In more than 200 years, the United States Constitution has been amended just twenty-seven times. The primary reason for this is not hard to fathom: it is almost fantastically difficult to amend the Constitution. A proposal must secure the approval of two-thirds of both houses of Congress and three-quarters of the states before we can say the Constitution has been amended. To have a chance, then, any serious proposal must have a great deal of sustained popular support.
One proposal that appears to have that kind of support is an amendment that would overturn the U.S. Supreme Court’s decision in Citizens United v. Federal Election Commission, in which a majority of the Court lifted certain restrictions on corporate political speech.

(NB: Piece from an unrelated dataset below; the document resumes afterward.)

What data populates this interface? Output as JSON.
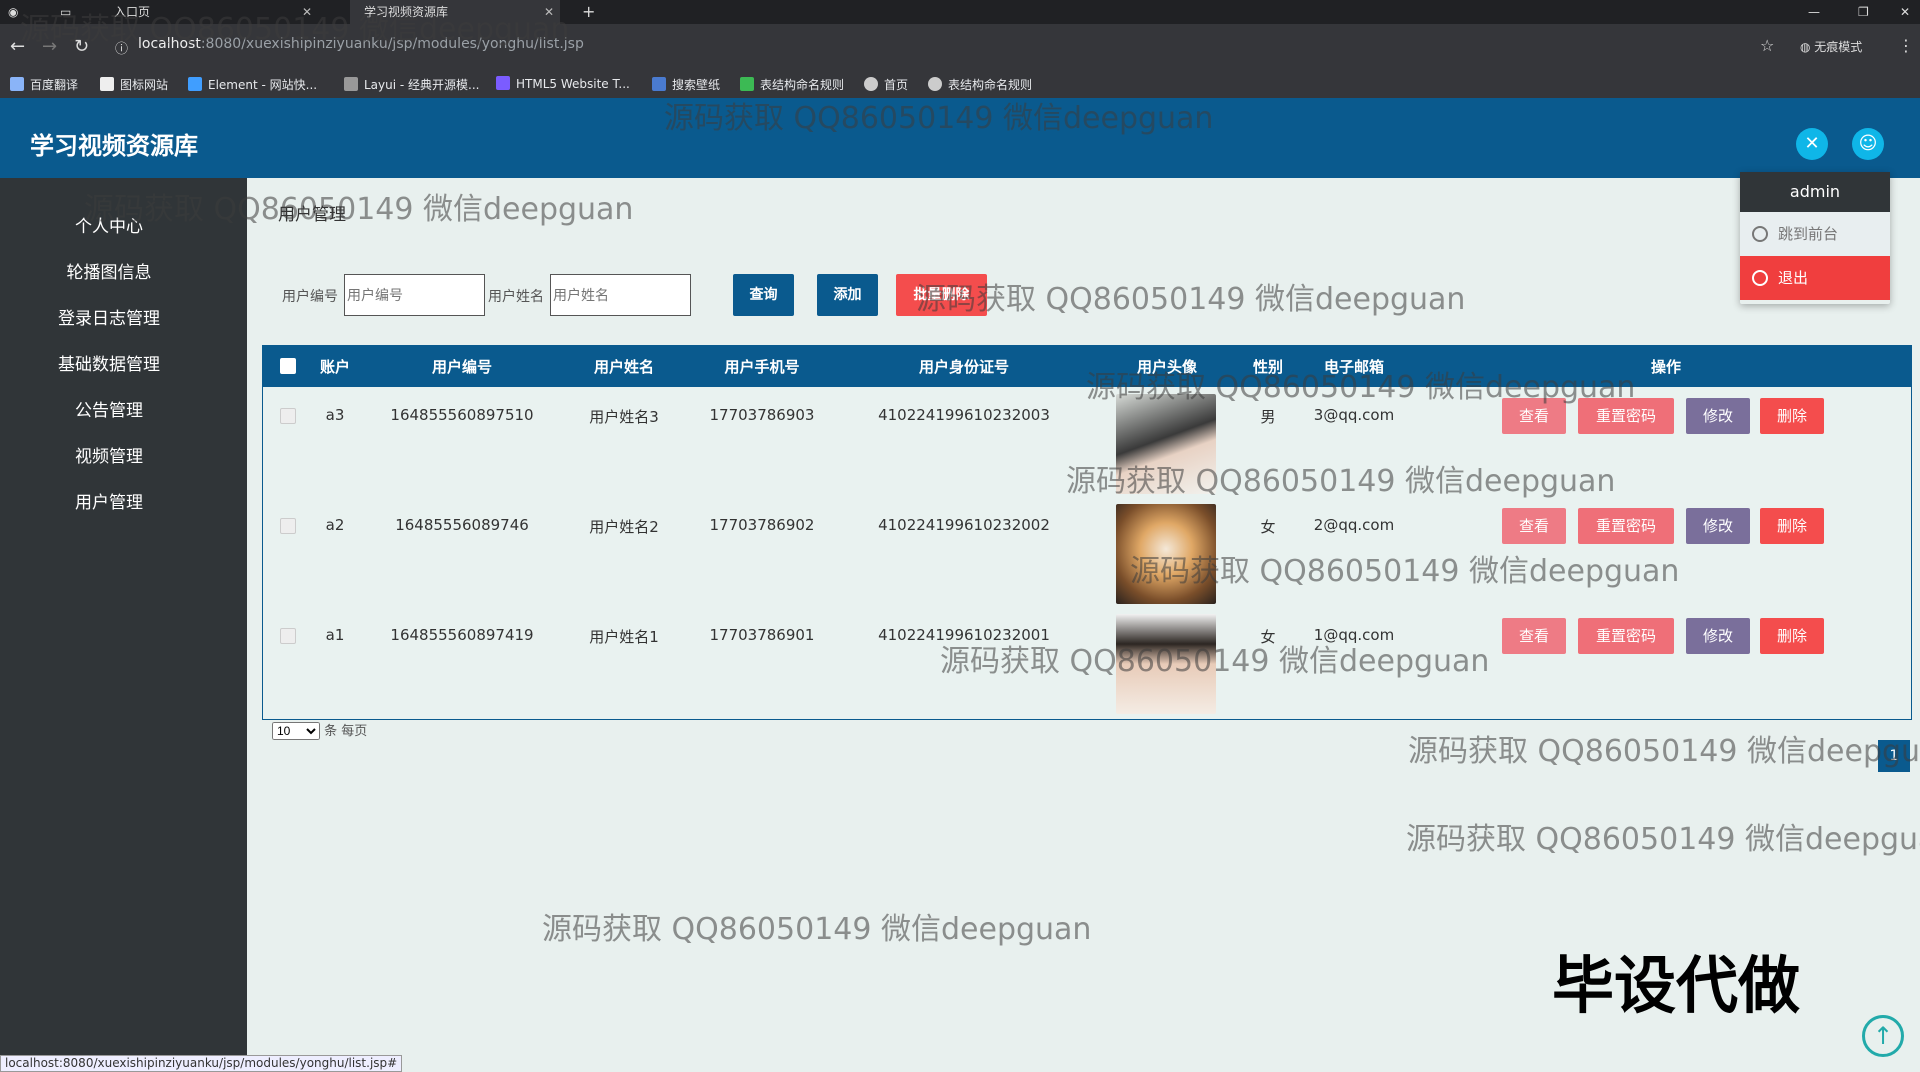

As Jeff Clements details in his new book, Corporations Are Not People: Why They Have More Rights Than You Do and What You Can Do About It, the proposed amendment would make clear that the terms “people,” “person” and “citizen” in the Constitution do not include corporations or limited liability companies established here or abroad—thus eliminating the premise underlying Citizens United, that the speech of corporate entities is as valuable under the First Amendment as that of flesh-and-blood human beings.
In the book and his blog, Clement captures the outrage people (actual people, not corporations) feel toward Citizens United. To be fair, there is a plausible First Amendment rationale for the Court’s decision: one goal of the freedom of speech is to promote a diversity of views and wealth of information in the marketplace of ideas. The problem is, that is not the only goal of the Amendment, and that goal is in any event undermined when certain speakers may flood the market with their particular views on a variety of issues.
Further, in its focus on maximizing the amount of speech in the marketplace, the Citizens United court failed to appreciate that only flesh-and-blood humans will suffer the consequences of lawmaking in a tangible way. Corporate interests might, for example, favor the wide use of technologies that can track our activities, such as automobile smart passes and GPS software, and speak through contributions to officials who would adopt these technologies. But no corporate entity will ever have to deal with any of the real-world consequences of that adoption, such as the potential for undermining individual privacy interests.
Perhaps more critically, Citizens United is wrongheaded because it suggests that the product of thought—the ideas that end up in the marketplace—is somehow disconnected from its source. If the premise of Citizens United is correct, whether speech is generated by humans, corporate public relations flacks, or a computer programmed to spit out random policy proposals, makes no difference—it’s all the same. But that can’t be right: humans have an inherent dignity that neither corporations nor computers possess, and the notion that their speech is worth the same as ours ultimately demeans us in a fundamental way.